╭─ RECORD EXTRACTS

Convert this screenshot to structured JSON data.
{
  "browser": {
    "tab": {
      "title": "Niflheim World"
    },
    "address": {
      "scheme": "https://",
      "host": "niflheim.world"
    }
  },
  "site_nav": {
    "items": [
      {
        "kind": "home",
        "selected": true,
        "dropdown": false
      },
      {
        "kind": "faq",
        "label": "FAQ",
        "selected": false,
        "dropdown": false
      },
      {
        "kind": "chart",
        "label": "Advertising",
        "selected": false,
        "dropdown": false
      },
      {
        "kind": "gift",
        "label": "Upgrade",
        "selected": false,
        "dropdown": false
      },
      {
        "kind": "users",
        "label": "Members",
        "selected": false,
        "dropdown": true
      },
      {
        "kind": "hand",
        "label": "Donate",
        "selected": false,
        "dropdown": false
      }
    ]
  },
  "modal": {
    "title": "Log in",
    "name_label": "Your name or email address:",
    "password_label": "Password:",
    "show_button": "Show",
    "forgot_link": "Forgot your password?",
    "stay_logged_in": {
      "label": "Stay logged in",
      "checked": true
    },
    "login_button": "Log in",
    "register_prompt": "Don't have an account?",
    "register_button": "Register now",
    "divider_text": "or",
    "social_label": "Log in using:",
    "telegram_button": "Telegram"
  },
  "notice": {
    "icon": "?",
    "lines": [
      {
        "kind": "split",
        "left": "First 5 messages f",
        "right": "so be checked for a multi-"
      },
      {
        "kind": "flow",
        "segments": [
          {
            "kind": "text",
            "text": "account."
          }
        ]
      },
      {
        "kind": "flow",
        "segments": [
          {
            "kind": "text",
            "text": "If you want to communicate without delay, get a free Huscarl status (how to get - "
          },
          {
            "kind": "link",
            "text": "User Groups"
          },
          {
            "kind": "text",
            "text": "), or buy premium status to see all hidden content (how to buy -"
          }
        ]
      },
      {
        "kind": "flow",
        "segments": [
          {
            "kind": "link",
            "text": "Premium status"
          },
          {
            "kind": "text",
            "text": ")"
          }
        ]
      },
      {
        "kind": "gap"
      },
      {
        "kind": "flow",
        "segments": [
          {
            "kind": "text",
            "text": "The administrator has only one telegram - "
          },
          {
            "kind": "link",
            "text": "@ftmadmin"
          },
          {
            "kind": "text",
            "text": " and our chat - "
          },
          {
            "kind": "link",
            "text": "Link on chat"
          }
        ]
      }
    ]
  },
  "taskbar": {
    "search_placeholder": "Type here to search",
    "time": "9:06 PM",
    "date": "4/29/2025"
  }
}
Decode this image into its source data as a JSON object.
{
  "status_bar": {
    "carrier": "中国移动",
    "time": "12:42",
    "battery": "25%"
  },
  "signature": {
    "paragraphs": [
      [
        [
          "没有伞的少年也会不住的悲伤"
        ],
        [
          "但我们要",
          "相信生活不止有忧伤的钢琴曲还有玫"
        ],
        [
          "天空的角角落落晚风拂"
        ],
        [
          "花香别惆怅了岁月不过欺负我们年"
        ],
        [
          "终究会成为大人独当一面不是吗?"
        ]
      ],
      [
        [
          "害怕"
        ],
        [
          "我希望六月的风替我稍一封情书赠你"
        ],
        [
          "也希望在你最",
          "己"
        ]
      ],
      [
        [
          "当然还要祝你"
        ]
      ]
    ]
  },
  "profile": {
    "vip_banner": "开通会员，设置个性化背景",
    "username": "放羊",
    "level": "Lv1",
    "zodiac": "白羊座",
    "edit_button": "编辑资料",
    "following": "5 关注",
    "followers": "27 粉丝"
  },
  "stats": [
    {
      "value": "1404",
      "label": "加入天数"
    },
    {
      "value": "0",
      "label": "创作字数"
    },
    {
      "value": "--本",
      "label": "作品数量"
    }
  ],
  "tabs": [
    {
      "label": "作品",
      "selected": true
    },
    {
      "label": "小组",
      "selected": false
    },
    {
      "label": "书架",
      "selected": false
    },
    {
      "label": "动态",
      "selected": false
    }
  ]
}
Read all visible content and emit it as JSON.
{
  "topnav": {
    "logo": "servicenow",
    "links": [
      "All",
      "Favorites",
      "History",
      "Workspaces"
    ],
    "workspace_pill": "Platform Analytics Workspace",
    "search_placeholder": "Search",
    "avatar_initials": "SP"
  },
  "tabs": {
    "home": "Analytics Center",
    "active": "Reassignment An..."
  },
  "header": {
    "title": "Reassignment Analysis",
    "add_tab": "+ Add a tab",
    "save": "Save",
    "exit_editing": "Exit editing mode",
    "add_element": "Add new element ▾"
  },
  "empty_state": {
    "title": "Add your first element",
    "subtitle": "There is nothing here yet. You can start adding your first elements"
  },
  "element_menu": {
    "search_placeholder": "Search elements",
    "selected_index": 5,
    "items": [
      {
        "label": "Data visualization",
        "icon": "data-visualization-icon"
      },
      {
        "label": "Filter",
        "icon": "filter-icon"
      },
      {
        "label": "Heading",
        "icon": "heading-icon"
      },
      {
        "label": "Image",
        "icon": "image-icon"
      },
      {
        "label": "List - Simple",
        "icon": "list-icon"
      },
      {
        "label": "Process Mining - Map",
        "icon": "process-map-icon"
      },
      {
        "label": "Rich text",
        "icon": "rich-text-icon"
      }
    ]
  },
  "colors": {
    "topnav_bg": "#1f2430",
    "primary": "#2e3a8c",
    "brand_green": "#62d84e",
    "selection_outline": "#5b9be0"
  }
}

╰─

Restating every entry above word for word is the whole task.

▶ ANSWER FOR THIS EXERCISE
Convert this screenshot to structured JSON data.
{
  "browser": {
    "tab": {
      "title": "Niflheim World"
    },
    "address": {
      "scheme": "https://",
      "host": "niflheim.world"
    }
  },
  "site_nav": {
    "items": [
      {
        "kind": "home",
        "selected": true,
        "dropdown": false
      },
      {
        "kind": "faq",
        "label": "FAQ",
        "selected": false,
        "dropdown": false
      },
      {
        "kind": "chart",
        "label": "Advertising",
        "selected": false,
        "dropdown": false
      },
      {
        "kind": "gift",
        "label": "Upgrade",
        "selected": false,
        "dropdown": false
      },
      {
        "kind": "users",
        "label": "Members",
        "selected": false,
        "dropdown": true
      },
      {
        "kind": "hand",
        "label": "Donate",
        "selected": false,
        "dropdown": false
      }
    ]
  },
  "modal": {
    "title": "Log in",
    "name_label": "Your name or email address:",
    "password_label": "Password:",
    "show_button": "Show",
    "forgot_link": "Forgot your password?",
    "stay_logged_in": {
      "label": "Stay logged in",
      "checked": true
    },
    "login_button": "Log in",
    "register_prompt": "Don't have an account?",
    "register_button": "Register now",
    "divider_text": "or",
    "social_label": "Log in using:",
    "telegram_button": "Telegram"
  },
  "notice": {
    "icon": "?",
    "lines": [
      {
        "kind": "split",
        "left": "First 5 messages f",
        "right": "so be checked for a multi-"
      },
      {
        "kind": "flow",
        "segments": [
          {
            "kind": "text",
            "text": "account."
          }
        ]
      },
      {
        "kind": "flow",
        "segments": [
          {
            "kind": "text",
            "text": "If you want to communicate without delay, get a free Huscarl status (how to get - "
          },
          {
            "kind": "link",
            "text": "User Groups"
          },
          {
            "kind": "text",
            "text": "), or buy premium status to see all hidden content (how to buy -"
          }
        ]
      },
      {
        "kind": "flow",
        "segments": [
          {
            "kind": "link",
            "text": "Premium status"
          },
          {
            "kind": "text",
            "text": ")"
          }
        ]
      },
      {
        "kind": "gap"
      },
      {
        "kind": "flow",
        "segments": [
          {
            "kind": "text",
            "text": "The administrator has only one telegram - "
          },
          {
            "kind": "link",
            "text": "@ftmadmin"
          },
          {
            "kind": "text",
            "text": " and our chat - "
          },
          {
            "kind": "link",
            "text": "Link on chat"
          }
        ]
      }
    ]
  },
  "taskbar": {
    "search_placeholder": "Type here to search",
    "time": "9:06 PM",
    "date": "4/29/2025"
  }
}
Decode this image into its source data as a JSON object.
{
  "status_bar": {
    "carrier": "中国移动",
    "time": "12:42",
    "battery": "25%"
  },
  "signature": {
    "paragraphs": [
      [
        [
          "没有伞的少年也会不住的悲伤"
        ],
        [
          "但我们要",
          "相信生活不止有忧伤的钢琴曲还有玫"
        ],
        [
          "天空的角角落落晚风拂"
        ],
        [
          "花香别惆怅了岁月不过欺负我们年"
        ],
        [
          "终究会成为大人独当一面不是吗?"
        ]
      ],
      [
        [
          "害怕"
        ],
        [
          "我希望六月的风替我稍一封情书赠你"
        ],
        [
          "也希望在你最",
          "己"
        ]
      ],
      [
        [
          "当然还要祝你"
        ]
      ]
    ]
  },
  "profile": {
    "vip_banner": "开通会员，设置个性化背景",
    "username": "放羊",
    "level": "Lv1",
    "zodiac": "白羊座",
    "edit_button": "编辑资料",
    "following": "5 关注",
    "followers": "27 粉丝"
  },
  "stats": [
    {
      "value": "1404",
      "label": "加入天数"
    },
    {
      "value": "0",
      "label": "创作字数"
    },
    {
      "value": "--本",
      "label": "作品数量"
    }
  ],
  "tabs": [
    {
      "label": "作品",
      "selected": true
    },
    {
      "label": "小组",
      "selected": false
    },
    {
      "label": "书架",
      "selected": false
    },
    {
      "label": "动态",
      "selected": false
    }
  ]
}
Read all visible content and emit it as JSON.
{
  "topnav": {
    "logo": "servicenow",
    "links": [
      "All",
      "Favorites",
      "History",
      "Workspaces"
    ],
    "workspace_pill": "Platform Analytics Workspace",
    "search_placeholder": "Search",
    "avatar_initials": "SP"
  },
  "tabs": {
    "home": "Analytics Center",
    "active": "Reassignment An..."
  },
  "header": {
    "title": "Reassignment Analysis",
    "add_tab": "+ Add a tab",
    "save": "Save",
    "exit_editing": "Exit editing mode",
    "add_element": "Add new element ▾"
  },
  "empty_state": {
    "title": "Add your first element",
    "subtitle": "There is nothing here yet. You can start adding your first elements"
  },
  "element_menu": {
    "search_placeholder": "Search elements",
    "selected_index": 5,
    "items": [
      {
        "label": "Data visualization",
        "icon": "data-visualization-icon"
      },
      {
        "label": "Filter",
        "icon": "filter-icon"
      },
      {
        "label": "Heading",
        "icon": "heading-icon"
      },
      {
        "label": "Image",
        "icon": "image-icon"
      },
      {
        "label": "List - Simple",
        "icon": "list-icon"
      },
      {
        "label": "Process Mining - Map",
        "icon": "process-map-icon"
      },
      {
        "label": "Rich text",
        "icon": "rich-text-icon"
      }
    ]
  },
  "colors": {
    "topnav_bg": "#1f2430",
    "primary": "#2e3a8c",
    "brand_green": "#62d84e",
    "selection_outline": "#5b9be0"
  }
}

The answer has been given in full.